- [WHAT YOU HAVE TO DO] All of the records below should be output exactly.

- [DATA SUPPLIED]
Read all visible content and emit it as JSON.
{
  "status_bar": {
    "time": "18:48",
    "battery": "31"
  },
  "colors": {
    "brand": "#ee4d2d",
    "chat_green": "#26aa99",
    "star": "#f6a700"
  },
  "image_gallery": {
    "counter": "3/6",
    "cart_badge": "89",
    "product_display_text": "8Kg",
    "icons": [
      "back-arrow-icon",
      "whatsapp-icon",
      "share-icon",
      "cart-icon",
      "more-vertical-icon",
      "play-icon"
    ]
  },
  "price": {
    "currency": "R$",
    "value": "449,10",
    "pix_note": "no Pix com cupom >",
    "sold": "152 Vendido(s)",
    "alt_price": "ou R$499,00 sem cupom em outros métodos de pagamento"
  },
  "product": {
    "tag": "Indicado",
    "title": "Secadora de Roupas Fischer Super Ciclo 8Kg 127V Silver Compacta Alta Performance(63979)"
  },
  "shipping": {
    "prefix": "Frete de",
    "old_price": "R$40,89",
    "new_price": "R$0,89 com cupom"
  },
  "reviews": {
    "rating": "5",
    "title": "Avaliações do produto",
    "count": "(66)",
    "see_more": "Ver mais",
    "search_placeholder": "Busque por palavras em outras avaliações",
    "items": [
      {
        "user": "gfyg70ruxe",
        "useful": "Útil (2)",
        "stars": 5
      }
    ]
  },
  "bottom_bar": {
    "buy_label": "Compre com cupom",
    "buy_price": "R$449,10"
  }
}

- [RESULT]
Read all visible content and emit it as JSON.
{
  "status_bar": {
    "time": "18:48",
    "battery": "31"
  },
  "colors": {
    "brand": "#ee4d2d",
    "chat_green": "#26aa99",
    "star": "#f6a700"
  },
  "image_gallery": {
    "counter": "3/6",
    "cart_badge": "89",
    "product_display_text": "8Kg",
    "icons": [
      "back-arrow-icon",
      "whatsapp-icon",
      "share-icon",
      "cart-icon",
      "more-vertical-icon",
      "play-icon"
    ]
  },
  "price": {
    "currency": "R$",
    "value": "449,10",
    "pix_note": "no Pix com cupom >",
    "sold": "152 Vendido(s)",
    "alt_price": "ou R$499,00 sem cupom em outros métodos de pagamento"
  },
  "product": {
    "tag": "Indicado",
    "title": "Secadora de Roupas Fischer Super Ciclo 8Kg 127V Silver Compacta Alta Performance(63979)"
  },
  "shipping": {
    "prefix": "Frete de",
    "old_price": "R$40,89",
    "new_price": "R$0,89 com cupom"
  },
  "reviews": {
    "rating": "5",
    "title": "Avaliações do produto",
    "count": "(66)",
    "see_more": "Ver mais",
    "search_placeholder": "Busque por palavras em outras avaliações",
    "items": [
      {
        "user": "gfyg70ruxe",
        "useful": "Útil (2)",
        "stars": 5
      }
    ]
  },
  "bottom_bar": {
    "buy_label": "Compre com cupom",
    "buy_price": "R$449,10"
  }
}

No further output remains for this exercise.